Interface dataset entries
================================
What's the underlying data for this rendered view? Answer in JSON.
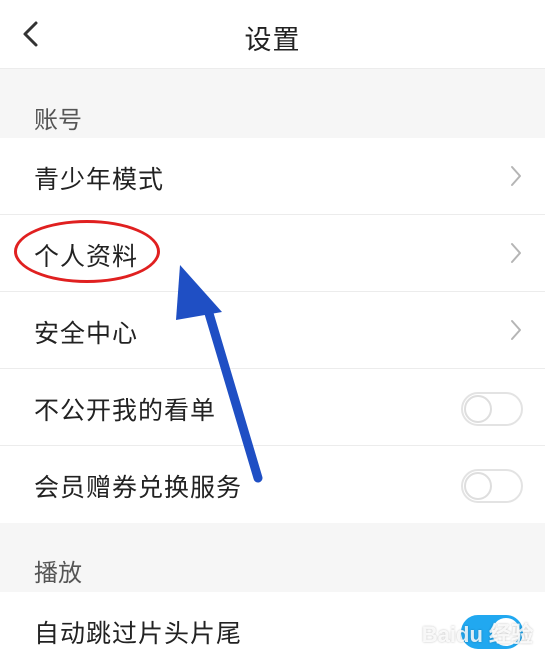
{
  "header": {
    "title": "设置",
    "back_icon": "chevron-left-icon"
  },
  "sections": [
    {
      "label": "账号",
      "items": [
        {
          "label": "青少年模式",
          "control": "chevron"
        },
        {
          "label": "个人资料",
          "control": "chevron"
        },
        {
          "label": "安全中心",
          "control": "chevron"
        },
        {
          "label": "不公开我的看单",
          "control": "toggle",
          "on": false
        },
        {
          "label": "会员赠券兑换服务",
          "control": "toggle",
          "on": false
        }
      ]
    },
    {
      "label": "播放",
      "items": [
        {
          "label": "自动跳过片头片尾",
          "control": "toggle",
          "on": true
        }
      ]
    }
  ],
  "annotations": {
    "highlight_color": "#e02020",
    "arrow_color": "#1f4fc4"
  },
  "watermark": "Baidu 经验"
}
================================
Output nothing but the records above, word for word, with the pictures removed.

◆ Answer to this task:
What's the underlying data for this rendered view? Answer in JSON.
{
  "header": {
    "title": "设置",
    "back_icon": "chevron-left-icon"
  },
  "sections": [
    {
      "label": "账号",
      "items": [
        {
          "label": "青少年模式",
          "control": "chevron"
        },
        {
          "label": "个人资料",
          "control": "chevron"
        },
        {
          "label": "安全中心",
          "control": "chevron"
        },
        {
          "label": "不公开我的看单",
          "control": "toggle",
          "on": false
        },
        {
          "label": "会员赠券兑换服务",
          "control": "toggle",
          "on": false
        }
      ]
    },
    {
      "label": "播放",
      "items": [
        {
          "label": "自动跳过片头片尾",
          "control": "toggle",
          "on": true
        }
      ]
    }
  ],
  "annotations": {
    "highlight_color": "#e02020",
    "arrow_color": "#1f4fc4"
  },
  "watermark": "Baidu 经验"
}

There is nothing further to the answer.